We did note that a large percentage of people who signed up for the free events did not turn up. These were designed to be free to enable as many members of the community as possible to attend, but perhaps charging a nominal fee (e.g. £5 per event, or £15 for the day) would encourage people to follow through with bookings.
This is a subject of ongoing debate, but audience members did say they would have paid up to £5 for the event they attended.
The Octagon was chosen as a hub for the festival weekend for its character and central location on the QMUL campus. The space is very impressive and characterful, giving the proceedings a sense of importance. There were however several problems.
As the hall is inside the Queens’ Building, which is set back from Mile End Road, it was somewhat difficult for members of the public to find, though we did put up signs around the campus. It is also perhaps somewhat intimidating to approach. Something we’ve learned through our interaction with community groups is that it is particularly difficult to get members of the public past the university gates. While finding ways to break down these perceived barriers is important, for large scale public events such as these we would possibly seek to host more of the activities at a dedicated public-facing venue such as RichMix in future, which is more familiar to potential audiences.

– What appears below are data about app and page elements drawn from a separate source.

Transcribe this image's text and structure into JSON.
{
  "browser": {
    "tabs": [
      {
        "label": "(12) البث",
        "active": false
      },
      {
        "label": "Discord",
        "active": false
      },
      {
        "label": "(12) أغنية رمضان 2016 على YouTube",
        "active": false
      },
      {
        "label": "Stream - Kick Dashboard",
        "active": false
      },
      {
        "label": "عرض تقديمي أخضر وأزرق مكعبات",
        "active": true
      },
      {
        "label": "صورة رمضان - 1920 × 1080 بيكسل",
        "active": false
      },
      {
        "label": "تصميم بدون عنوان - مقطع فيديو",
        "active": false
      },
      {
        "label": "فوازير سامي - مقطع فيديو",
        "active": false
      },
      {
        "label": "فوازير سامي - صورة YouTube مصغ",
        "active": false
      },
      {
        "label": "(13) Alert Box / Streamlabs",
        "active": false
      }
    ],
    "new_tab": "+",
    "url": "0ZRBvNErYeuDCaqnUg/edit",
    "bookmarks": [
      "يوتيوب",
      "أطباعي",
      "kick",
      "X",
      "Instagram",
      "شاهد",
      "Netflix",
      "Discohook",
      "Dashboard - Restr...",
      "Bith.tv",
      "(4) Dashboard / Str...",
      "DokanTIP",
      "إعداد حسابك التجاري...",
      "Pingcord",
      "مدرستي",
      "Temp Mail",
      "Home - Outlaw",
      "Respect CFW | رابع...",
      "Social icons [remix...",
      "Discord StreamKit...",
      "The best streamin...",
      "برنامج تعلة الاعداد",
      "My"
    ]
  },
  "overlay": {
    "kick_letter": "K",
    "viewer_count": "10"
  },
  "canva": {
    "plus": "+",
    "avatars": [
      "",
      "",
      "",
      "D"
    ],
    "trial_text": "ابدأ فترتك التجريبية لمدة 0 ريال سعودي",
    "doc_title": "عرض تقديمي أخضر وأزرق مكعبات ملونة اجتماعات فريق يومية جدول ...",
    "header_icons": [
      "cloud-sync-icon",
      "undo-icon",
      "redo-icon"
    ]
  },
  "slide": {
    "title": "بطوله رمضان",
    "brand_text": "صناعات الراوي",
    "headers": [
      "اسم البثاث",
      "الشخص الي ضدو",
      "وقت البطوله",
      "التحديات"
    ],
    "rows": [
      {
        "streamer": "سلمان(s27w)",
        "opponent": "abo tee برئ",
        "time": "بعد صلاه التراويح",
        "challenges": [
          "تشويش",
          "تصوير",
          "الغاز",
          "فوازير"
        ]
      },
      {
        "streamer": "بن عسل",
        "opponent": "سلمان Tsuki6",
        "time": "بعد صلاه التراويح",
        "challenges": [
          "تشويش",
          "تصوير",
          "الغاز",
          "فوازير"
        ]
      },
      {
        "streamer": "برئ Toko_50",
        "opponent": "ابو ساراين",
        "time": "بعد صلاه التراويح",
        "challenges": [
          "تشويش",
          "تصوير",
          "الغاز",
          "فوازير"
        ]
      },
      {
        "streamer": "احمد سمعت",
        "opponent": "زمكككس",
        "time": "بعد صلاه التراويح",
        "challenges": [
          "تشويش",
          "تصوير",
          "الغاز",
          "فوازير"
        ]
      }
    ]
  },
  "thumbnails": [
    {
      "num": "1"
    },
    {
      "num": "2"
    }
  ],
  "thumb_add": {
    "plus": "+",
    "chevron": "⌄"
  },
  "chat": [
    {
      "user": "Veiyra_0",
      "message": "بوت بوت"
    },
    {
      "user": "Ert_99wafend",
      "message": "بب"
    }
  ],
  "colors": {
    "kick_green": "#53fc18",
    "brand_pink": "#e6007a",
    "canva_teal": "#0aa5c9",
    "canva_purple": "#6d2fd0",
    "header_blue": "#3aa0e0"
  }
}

Secondly, we had technical problems throughout the weekend. We were able to access technical help during university working hours, but precisely at 5pm when the technicians left for the weekend, two of the wired microphones ceased to work. In future, we would definitely budget to have on-site technical support throughout the festival.
We supplied an evaluation form to all performers and guests, asking them to comment on the festival, and how they heard about it, as well as inviting them to sign up to the Centre for Poetry’s website. Almost all of the evaluations were very positive about the programme and the events, it is also notable that many say that this was the first event they had attended something at QMUL.
Our documentation of the festival includes a tablecloth annotated by participants in the Long Table discussion, poetry receipts produced by the Ladies of the Press at the Poetry and Technology day, still photographs by two photographers (one professional and one student), and audio and video recording. The latter will be edited and posted to the Archive of the Now website, where they will be accessible to an international audience.
We have already begun to develop some interesting partnerships as a consequence of the festival. Pangaea Poetry, who hosted one of the interactive exhibitions on the technology day of the festival, has since asked us to sponsor a funding application to the Clore Duffield foundation which would allow us to co-produce a web-based international creative writing programme for young people in the UK, France, Lebanon and India. I was also recently interviewed by South Korea’s TV Chosun with Stephen McGregor from Computational Creativity, whose Concept Delivery Model was the basis of our live audience experiment on that same day, for a documentary on Artificial Intelligence.
Additionally, my essay from the Conversation and the Globe Road festival were both cited in a call for papers on ‘Race and Poetry and Poetics in the UK’, which was held at Royal Holloway in March and at which I was invited to speak. This conference highlighted the important intervention that Globe Road had made, and will be the basis of a research network which will seek funding from the AHRC.
These are good omens for the continuing legacy of the festival, and evidence of its impact on the local and international communities it was intended to celebrate.
Pictures taken by Catriona Gray